MOSCOW — The Kremlin on Friday "categorically" rejected allegations of interfering in a 2019 U.K. election and said the claims will negatively impact Russia's relations with Britain.

"We consistently, categorically deny any possible involvement of the Russian Federation in interfering in any country's elections, including the U.K.," Kremlin spokesman Dmitry Peskov told reporters.

The British government accused "Russian actors" on Thursday of seeking to interfere in its last general election.

British Foreign Secretary Dominic Raab said in a written statement to lawmakers that it is "almost certain" that the unnamed individuals "sought to interfere" in the December 2019 election by amplifying online "illicitly acquired and leaked government documents." Raab also said there was an "ongoing criminal investigation" into how the documents were obtained.

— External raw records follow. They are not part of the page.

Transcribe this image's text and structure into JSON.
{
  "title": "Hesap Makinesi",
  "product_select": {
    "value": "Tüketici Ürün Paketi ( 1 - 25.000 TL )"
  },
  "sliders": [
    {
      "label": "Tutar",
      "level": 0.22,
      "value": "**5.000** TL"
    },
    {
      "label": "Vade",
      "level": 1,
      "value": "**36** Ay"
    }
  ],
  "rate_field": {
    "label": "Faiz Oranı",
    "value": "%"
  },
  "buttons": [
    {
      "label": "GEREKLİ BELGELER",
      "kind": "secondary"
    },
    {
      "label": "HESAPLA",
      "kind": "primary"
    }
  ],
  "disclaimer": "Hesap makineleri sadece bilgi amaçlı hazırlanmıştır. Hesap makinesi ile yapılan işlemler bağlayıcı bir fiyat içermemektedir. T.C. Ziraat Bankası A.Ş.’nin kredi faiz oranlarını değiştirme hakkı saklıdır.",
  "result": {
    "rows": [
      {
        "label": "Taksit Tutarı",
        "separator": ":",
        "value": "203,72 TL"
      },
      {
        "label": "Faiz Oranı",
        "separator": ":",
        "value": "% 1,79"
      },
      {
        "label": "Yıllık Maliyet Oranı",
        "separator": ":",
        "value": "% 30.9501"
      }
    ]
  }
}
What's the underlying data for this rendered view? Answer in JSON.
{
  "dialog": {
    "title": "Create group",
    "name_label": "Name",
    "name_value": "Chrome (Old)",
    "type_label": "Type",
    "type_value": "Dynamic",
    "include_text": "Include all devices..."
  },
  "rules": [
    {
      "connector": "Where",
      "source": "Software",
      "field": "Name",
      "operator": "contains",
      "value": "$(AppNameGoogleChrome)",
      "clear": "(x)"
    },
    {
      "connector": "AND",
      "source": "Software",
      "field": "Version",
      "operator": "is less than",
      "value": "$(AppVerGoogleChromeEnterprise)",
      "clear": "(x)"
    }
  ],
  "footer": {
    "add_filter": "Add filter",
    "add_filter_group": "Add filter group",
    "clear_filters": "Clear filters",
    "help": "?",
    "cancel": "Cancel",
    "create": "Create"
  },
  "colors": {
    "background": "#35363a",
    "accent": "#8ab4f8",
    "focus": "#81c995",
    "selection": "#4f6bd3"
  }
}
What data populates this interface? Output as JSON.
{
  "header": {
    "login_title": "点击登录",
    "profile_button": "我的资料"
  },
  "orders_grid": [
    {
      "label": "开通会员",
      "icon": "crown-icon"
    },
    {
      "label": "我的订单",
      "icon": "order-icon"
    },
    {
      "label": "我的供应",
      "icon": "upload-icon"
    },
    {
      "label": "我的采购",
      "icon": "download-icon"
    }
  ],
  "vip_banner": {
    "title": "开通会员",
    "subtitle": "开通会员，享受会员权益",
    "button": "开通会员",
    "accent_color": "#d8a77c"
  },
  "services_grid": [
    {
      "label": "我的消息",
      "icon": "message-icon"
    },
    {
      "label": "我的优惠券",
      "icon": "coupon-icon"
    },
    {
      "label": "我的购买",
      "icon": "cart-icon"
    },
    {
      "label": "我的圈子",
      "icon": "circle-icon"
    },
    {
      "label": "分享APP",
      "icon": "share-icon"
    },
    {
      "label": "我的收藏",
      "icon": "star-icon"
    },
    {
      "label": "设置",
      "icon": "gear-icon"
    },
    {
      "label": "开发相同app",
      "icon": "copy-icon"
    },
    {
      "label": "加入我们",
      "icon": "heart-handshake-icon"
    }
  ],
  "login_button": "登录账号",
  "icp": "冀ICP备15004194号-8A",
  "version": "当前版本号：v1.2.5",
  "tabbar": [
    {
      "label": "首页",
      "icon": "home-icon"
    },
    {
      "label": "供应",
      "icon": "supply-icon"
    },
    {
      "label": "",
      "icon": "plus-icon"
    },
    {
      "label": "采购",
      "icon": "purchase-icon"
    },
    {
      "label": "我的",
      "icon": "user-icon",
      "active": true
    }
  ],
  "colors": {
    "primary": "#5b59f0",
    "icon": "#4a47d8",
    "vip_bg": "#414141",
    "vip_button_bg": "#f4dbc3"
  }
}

Russian Foreign Ministry spokeswoman Maria Zakharova on Thursday slammed Raab's statement as "vague and contradictory" and called on the U.K. to "produce facts" supporting the allegations.

"On the one hand, there is no proof, on the other, some possible retaliatory measures are mentioned," Zakharova said at her weekly media briefing. "These are mutually exclusive things."

Peskov said Friday that the accusations will "negatively impact the bilateral Russia-U.K. relations," adding that "the British side can hardly do anything to exacerbate the nature of bilateral relations."